Entries provided:
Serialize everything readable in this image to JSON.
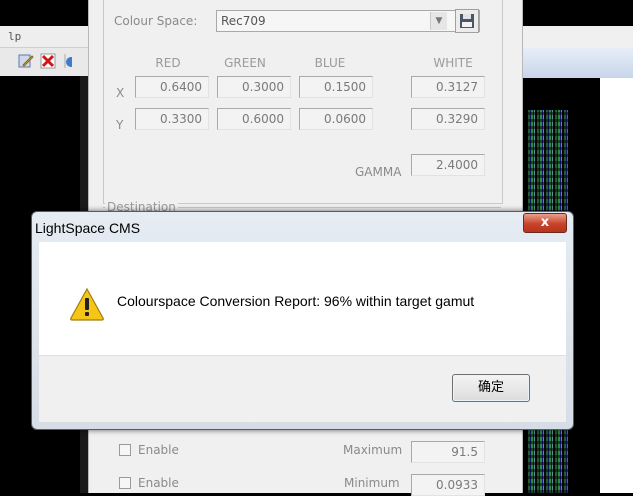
{
  "background": {
    "menu_text": "lp",
    "toolbar_icons": [
      "edit-icon",
      "delete-icon"
    ]
  },
  "panel": {
    "colour_space_label": "Colour Space:",
    "colour_space_value": "Rec709",
    "headers": [
      "RED",
      "GREEN",
      "BLUE",
      "WHITE"
    ],
    "row_x_label": "X",
    "row_y_label": "Y",
    "x_values": [
      "0.6400",
      "0.3000",
      "0.1500",
      "0.3127"
    ],
    "y_values": [
      "0.3300",
      "0.6000",
      "0.0600",
      "0.3290"
    ],
    "gamma_label": "GAMMA",
    "gamma_value": "2.4000",
    "destination_label": "Destination",
    "enable_label_1": "Enable",
    "enable_label_2": "Enable",
    "maximum_label": "Maximum",
    "maximum_value": "91.5",
    "minimum_label": "Minimum",
    "minimum_value": "0.0933"
  },
  "dialog": {
    "title": "LightSpace CMS",
    "message": "Colourspace Conversion Report: 96% within target gamut",
    "ok_label": "确定",
    "close_glyph": "x"
  },
  "colors": {
    "close_button": "#c8432b",
    "warning_icon": "#f5c518"
  }
}
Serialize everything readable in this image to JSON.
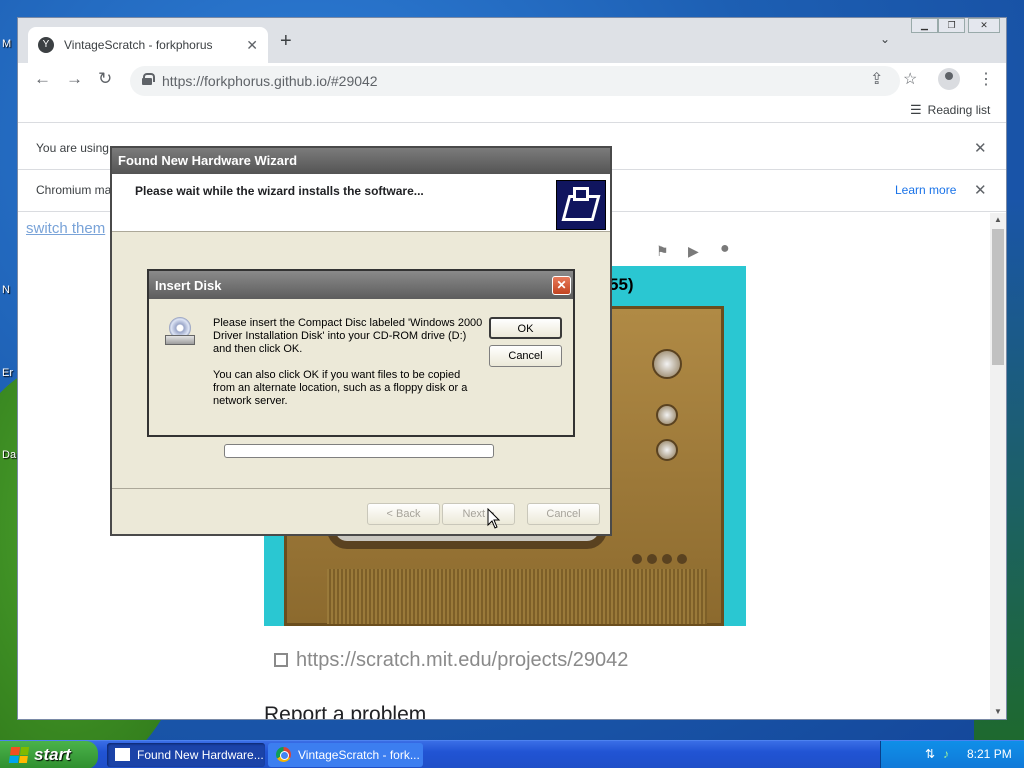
{
  "desktop": {
    "labels": [
      "M",
      "N",
      "Er",
      "Da"
    ]
  },
  "browser": {
    "tab_title": "VintageScratch - forkphorus",
    "tab_favicon": "forkphorus-icon",
    "new_tab": "+",
    "url": "https://forkphorus.github.io/#29042",
    "reading_list": "Reading list",
    "infobar1_text": "You are using",
    "infobar2_text": "Chromium ma",
    "learn_more": "Learn more"
  },
  "page": {
    "switch_theme": "switch them",
    "stage_title_fragment": "55)",
    "project_link": "https://scratch.mit.edu/projects/29042",
    "report": "Report a problem"
  },
  "wizard": {
    "title": "Found New Hardware Wizard",
    "heading": "Please wait while the wizard installs the software...",
    "back": "< Back",
    "next": "Next >",
    "cancel": "Cancel"
  },
  "insert_disk": {
    "title": "Insert Disk",
    "message1": "Please insert the Compact Disc labeled 'Windows 2000 Driver Installation Disk' into your CD-ROM drive (D:) and then click OK.",
    "message2": "You can also click OK if you want files to be copied from an alternate location, such as a floppy disk or a network server.",
    "ok": "OK",
    "cancel": "Cancel"
  },
  "taskbar": {
    "start": "start",
    "task1": "Found New Hardware...",
    "task2": "VintageScratch - fork...",
    "clock": "8:21 PM"
  }
}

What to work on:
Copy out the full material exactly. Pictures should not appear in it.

Exercise response:
Serialize everything readable in this image to JSON.
{
  "background": {
    "menu_text": "lp",
    "toolbar_icons": [
      "edit-icon",
      "delete-icon"
    ]
  },
  "panel": {
    "colour_space_label": "Colour Space:",
    "colour_space_value": "Rec709",
    "headers": [
      "RED",
      "GREEN",
      "BLUE",
      "WHITE"
    ],
    "row_x_label": "X",
    "row_y_label": "Y",
    "x_values": [
      "0.6400",
      "0.3000",
      "0.1500",
      "0.3127"
    ],
    "y_values": [
      "0.3300",
      "0.6000",
      "0.0600",
      "0.3290"
    ],
    "gamma_label": "GAMMA",
    "gamma_value": "2.4000",
    "destination_label": "Destination",
    "enable_label_1": "Enable",
    "enable_label_2": "Enable",
    "maximum_label": "Maximum",
    "maximum_value": "91.5",
    "minimum_label": "Minimum",
    "minimum_value": "0.0933"
  },
  "dialog": {
    "title": "LightSpace CMS",
    "message": "Colourspace Conversion Report: 96% within target gamut",
    "ok_label": "确定",
    "close_glyph": "x"
  },
  "colors": {
    "close_button": "#c8432b",
    "warning_icon": "#f5c518"
  }
}
Serialize everything readable in this image to JSON.
{
  "desktop": {
    "labels": [
      "M",
      "N",
      "Er",
      "Da"
    ]
  },
  "browser": {
    "tab_title": "VintageScratch - forkphorus",
    "tab_favicon": "forkphorus-icon",
    "new_tab": "+",
    "url": "https://forkphorus.github.io/#29042",
    "reading_list": "Reading list",
    "infobar1_text": "You are using",
    "infobar2_text": "Chromium ma",
    "learn_more": "Learn more"
  },
  "page": {
    "switch_theme": "switch them",
    "stage_title_fragment": "55)",
    "project_link": "https://scratch.mit.edu/projects/29042",
    "report": "Report a problem"
  },
  "wizard": {
    "title": "Found New Hardware Wizard",
    "heading": "Please wait while the wizard installs the software...",
    "back": "< Back",
    "next": "Next >",
    "cancel": "Cancel"
  },
  "insert_disk": {
    "title": "Insert Disk",
    "message1": "Please insert the Compact Disc labeled 'Windows 2000 Driver Installation Disk' into your CD-ROM drive (D:) and then click OK.",
    "message2": "You can also click OK if you want files to be copied from an alternate location, such as a floppy disk or a network server.",
    "ok": "OK",
    "cancel": "Cancel"
  },
  "taskbar": {
    "start": "start",
    "task1": "Found New Hardware...",
    "task2": "VintageScratch - fork...",
    "clock": "8:21 PM"
  }
}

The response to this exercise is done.